> _Excerpted data_:
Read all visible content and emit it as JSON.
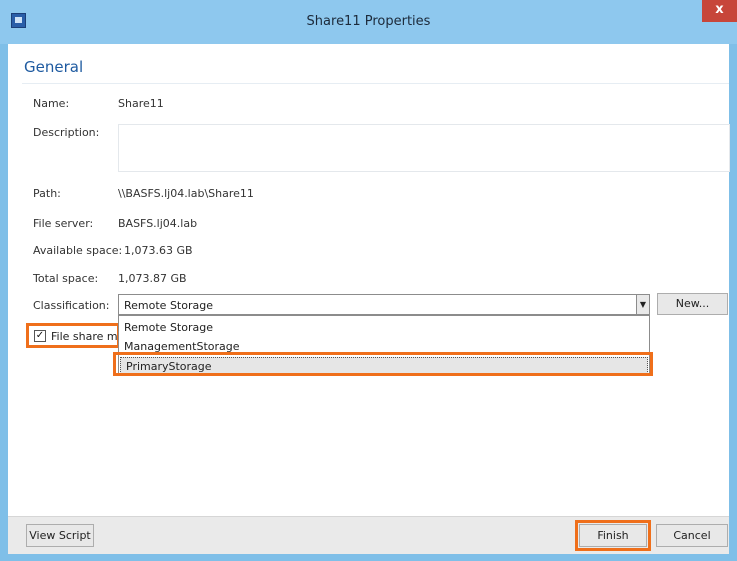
{
  "window": {
    "title": "Share11 Properties",
    "close_symbol": "x"
  },
  "section": {
    "title": "General"
  },
  "fields": {
    "name_label": "Name:",
    "name_value": "Share11",
    "description_label": "Description:",
    "description_value": "",
    "path_label": "Path:",
    "path_value": "\\\\BASFS.lj04.lab\\Share11",
    "file_server_label": "File server:",
    "file_server_value": "BASFS.lj04.lab",
    "available_space_label": "Available space:",
    "available_space_value": "1,073.63 GB",
    "total_space_label": "Total space:",
    "total_space_value": "1,073.87 GB",
    "classification_label": "Classification:",
    "classification_value": "Remote Storage",
    "new_button": "New..."
  },
  "classification_options": [
    "Remote Storage",
    "ManagementStorage",
    "PrimaryStorage"
  ],
  "checkbox": {
    "label": "File share ma",
    "checked": true,
    "check_symbol": "✓"
  },
  "footer": {
    "view_script": "View Script",
    "finish": "Finish",
    "cancel": "Cancel"
  },
  "colors": {
    "accent": "#1e5aa0",
    "highlight": "#ef6f1b",
    "titlebar": "#8ec8ee",
    "close": "#c7463a"
  },
  "icons": {
    "dropdown_arrow": "▼"
  }
}
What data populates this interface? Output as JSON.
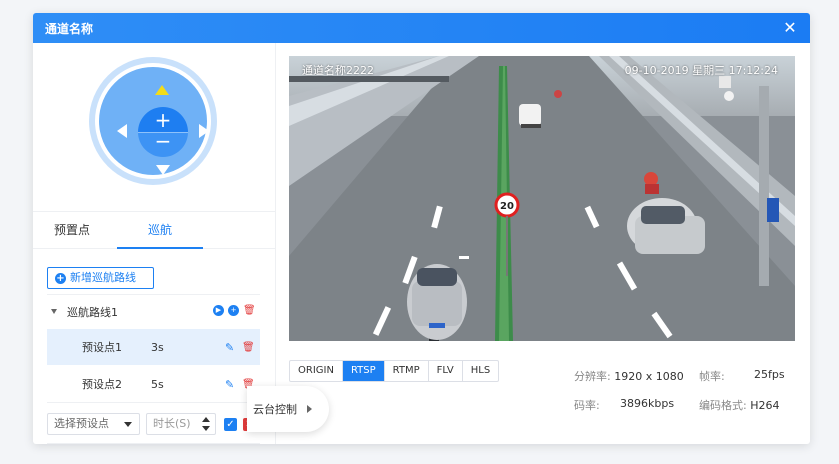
{
  "dialog": {
    "title": "通道名称",
    "close_label": "✕"
  },
  "ptz": {
    "zoom_in_label": "+",
    "zoom_out_label": "−"
  },
  "tabs": [
    {
      "label": "预置点",
      "active": false
    },
    {
      "label": "巡航",
      "active": true
    }
  ],
  "cruise": {
    "add_route_label": "新增巡航路线",
    "route_name": "巡航路线1",
    "presets": [
      {
        "name": "预设点1",
        "time": "3s",
        "selected": true
      },
      {
        "name": "预设点2",
        "time": "5s",
        "selected": false
      }
    ],
    "select_placeholder": "选择预设点",
    "duration_placeholder": "时长(S)"
  },
  "video": {
    "channel_label": "通道名称2222",
    "timestamp": "09-10-2019 星期三 17:12:24",
    "speed_sign": "20"
  },
  "protocols": [
    "ORIGIN",
    "RTSP",
    "RTMP",
    "FLV",
    "HLS"
  ],
  "active_protocol": "RTSP",
  "stats": {
    "resolution_key": "分辨率:",
    "resolution_val": "1920 x 1080",
    "fps_key": "帧率:",
    "fps_val": "25fps",
    "bitrate_key": "码率:",
    "bitrate_val": "3896kbps",
    "codec_key": "编码格式:",
    "codec_val": "H264"
  },
  "ptz_toggle_label": "云台控制",
  "colors": {
    "accent": "#1d80f2",
    "danger": "#e23b3b",
    "arrow_up": "#f3dc18"
  }
}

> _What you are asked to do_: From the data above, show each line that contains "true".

> _Written response_:
    "checked": true,
      "active": true
        "selected": true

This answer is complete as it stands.